Telling the Faculty Story at Carnegie Mellon School of Music


Concept

Raising the profile of faculty was a key priority for leadership at the School of Music. In doing so, the school wanted to leverage the unique learning opportunities available to Carnegie Mellon students while also showcasing the extensive experience of their faculty.

At every stage of the recruitment process for the School of Music, faculty played a critical role in attracting prospective students. If a faculty member was also a private teacher, they became a significant influencer on the decision making process for prospective students and their families. Here are a few things we learned from surveying prospective students:

  1. 35% of them first heard about CMU from their private teacher.

  2. 36% of prospective students cited quality of faculty as the most important factor in deciding to enroll.

  3. More than 30% of prospective students cited their private teacher as the most important influencer on whether or not to enroll (based on the private teacher’s understanding of the School of Music).

 
“Dana’s collaboration and facilitation on many projects made him an outstanding colleague and representative of the School. Dana is willing and able to work with various constituents to achieve common goals. His work with me on recruitment efforts led to great finished products and, most importantly, results.” — Colby Carson | Interlochen Arts Academy
 

Execution

Taking these factors into consideration, the School of Music wanted to raise the profile of faculty in online recruitment campaigns to showcase faculty members who were significant influencers and demonstrate performance and learning opportunities available.

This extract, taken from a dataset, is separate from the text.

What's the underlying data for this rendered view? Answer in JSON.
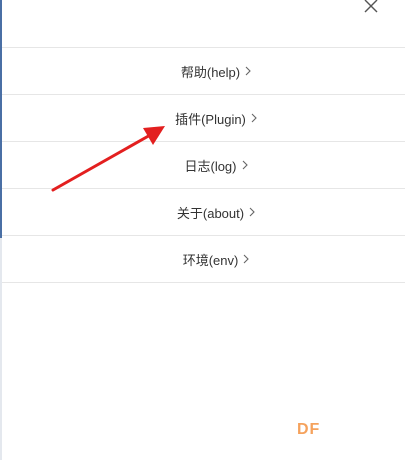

To complement the recently rebranded website and print collateral, concepts for a series of videos to tell the stories of School of Music faculty members went into development as either:

  • Short promotional videos: under 30 seconds and designed to be used on social media with quick sound bites.

  • Full-length videos: intentionally kept to under 3-minute “episodes” and edited either based on a recurring theme or by a faculty member.

These two approaches ensured that each video could be used in multiple contexts and have a long shelf life as possible.